COMESA has launched the 50 Million Africa Women Speak project in Seychelles during a two-day stakeholder engagement held at Savoy Hotel. The meeting successfully established a country team, headed by the Ministry of Family Affairs.
The team, which is made of representatives from the Public sector (Departments of Foreign Affairs, Youth, Trade and Entrepreneurship), Private Sector (Chamber of Commerce and Industry) and Associations (Citizens Engagement Platform), will be responsible for the collection and development of content relevant to women entrepreneurs.
Prior to the launch, the COMESA delegation paid a courtesy call to the Minister of Family Affairs Mrs. Mitcy Larue who underscored government commitment towards the successful implementation of the project.
The 50MWS is a three-year project funded by the African Development Bank, jointly implemented by three regional economic communities (RECs) i.e. COMESA, East African Community (EAC) and the Economic Community for Western African States (ECOWAS) in 38 African countries – member countries of the three regional bodies.
The objective of the project is to empower women entrepreneurs by providing access to financial and non-financial information relevant to develop and grow business.
The project will create a networking platform to connect women entrepreneurs and encourage peer-to-peer learning, mentoring as well as information and knowledge sharing.
The platform, which will be accessible on information communication technology (ICT) gadgets including mobile phones, will enable women to access business training, financial services and locally relevant business information, and mentors among other services to support the overall goal of enhanced financial inclusion of women, leading ultimately to increased economic activity in Africa.
Speaking during the official opening, the Principal Secretary of Family Affairs, Mrs. Marie-Josee Bonne highlighted the need for doing some work which contributes towards the empowerment of women.

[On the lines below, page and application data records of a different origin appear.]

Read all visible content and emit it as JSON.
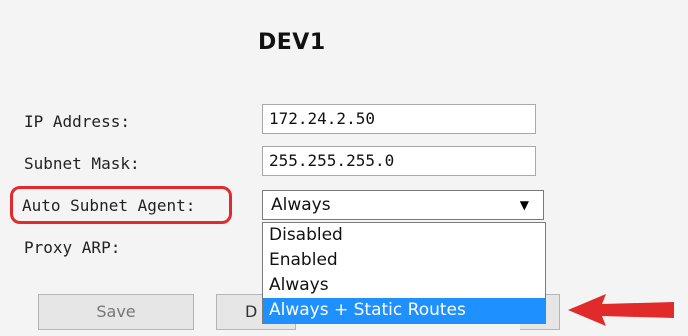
{
  "device": {
    "title": "DEV1"
  },
  "fields": {
    "ip_address": {
      "label": "IP Address:",
      "value": "172.24.2.50"
    },
    "subnet_mask": {
      "label": "Subnet Mask:",
      "value": "255.255.255.0"
    },
    "auto_subnet_agent": {
      "label": "Auto Subnet Agent:",
      "selected": "Always",
      "options": [
        "Disabled",
        "Enabled",
        "Always",
        "Always + Static Routes"
      ],
      "highlighted_option": "Always + Static Routes"
    },
    "proxy_arp": {
      "label": "Proxy ARP:"
    }
  },
  "buttons": {
    "save": "Save",
    "second_partial": "D"
  },
  "colors": {
    "annotation_red": "#e12b2b",
    "option_highlight": "#1e90ff"
  },
  "icons": {
    "dropdown_arrow": "▼"
  }
}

“Although Seychelles has made progress by implementing policies that create an environment of equal opportunity, there is still room to ensuring that entrepreneurial landscape in our country is one that enables women to be more independent and enterprising.”
She also added that empowering women to create their own networks as well as providing them with the much-needed information has the potential to result in a multiplier effect. “The returns have the capacity to alter the way business is conducted as well as how governments create policies and the shape of employment on the continent”, added Mrs. Bonne.

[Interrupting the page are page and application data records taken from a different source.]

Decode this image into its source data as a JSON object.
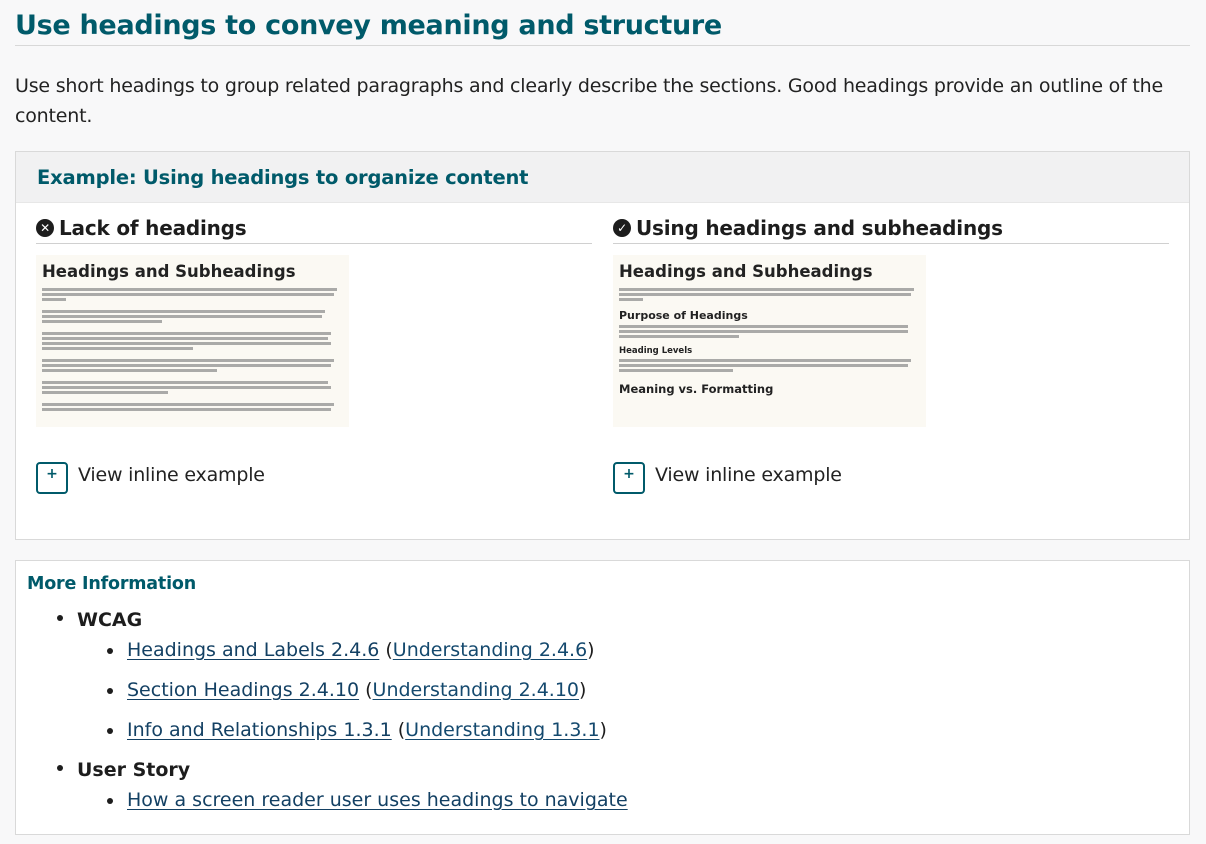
{
  "page": {
    "title": "Use headings to convey meaning and structure",
    "intro": "Use short headings to group related paragraphs and clearly describe the sections. Good headings provide an outline of the content."
  },
  "example": {
    "heading": "Example: Using headings to organize content",
    "left": {
      "title": "Lack of headings",
      "status_icon": "x-circle-icon",
      "thumb_title": "Headings and Subheadings",
      "button_label": "View inline example"
    },
    "right": {
      "title": "Using headings and subheadings",
      "status_icon": "check-circle-icon",
      "thumb_title": "Headings and Subheadings",
      "thumb_sub1": "Purpose of Headings",
      "thumb_sub2": "Heading Levels",
      "thumb_sub3": "Meaning vs. Formatting",
      "button_label": "View inline example"
    }
  },
  "more_info": {
    "title": "More Information",
    "groups": [
      {
        "label": "WCAG",
        "items": [
          {
            "link": "Headings and Labels 2.4.6",
            "understanding": "Understanding 2.4.6"
          },
          {
            "link": "Section Headings 2.4.10",
            "understanding": "Understanding 2.4.10"
          },
          {
            "link": "Info and Relationships 1.3.1",
            "understanding": "Understanding 1.3.1"
          }
        ]
      },
      {
        "label": "User Story",
        "items": [
          {
            "link": "How a screen reader user uses headings to navigate"
          }
        ]
      }
    ]
  },
  "colors": {
    "accent": "#005a6a",
    "link": "#134063",
    "background": "#f8f8f9"
  }
}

Speaking at the same meeting, COMESA Director of Gender and Social Affairs and Head of Delegation Mrs. Beatrice Simwapenga Hamusonde underscored that the studies conducted separately by COMESA and African Development Bank (AfDB) revealed gender-specific challenges which are negatively affecting women entrepreneurs to develop or grow their business.
Some of the challenges include: Inadequate skills on business and export management, costing, pricing and packaging; Limited access to trade information and markets; Lack of linkages to finance lending institutions Limited knowledge and capacity to comply with standards and regulations; Lack of opportunities for mentorship and sharing of experiences; Lack of platform dedicated to the information needs of women entrepreneurs; and Limited access to information on investment opportunities.
Mrs. Hamusonde highlighted that the use of Information Communication Technology (ICTs) as an enabler will contribute to lessening some of the challenges affecting women to start or grow their businesses. This, therefore, led to the conceptualizing on the 50 Million African Women Speak Project.
The 50MAWS project is in line with provisions for women empowerment in the COMESA Treaty and Gender Policy; African Union Agenda 2063 and the Sustainable Development Goals (SDGs), especially goal 5: Achieve Gender Equality and Empower all women and girls. It is expected that this platform will impact millions of African women and create jobs for youth from the increased business activities, and capital flow.
Similar stakeholder engagements were conducted in Eswatini, Ethiopia, Djibouti, Madagascar, Malawi, Sudan, Zambia and Zimbabwe.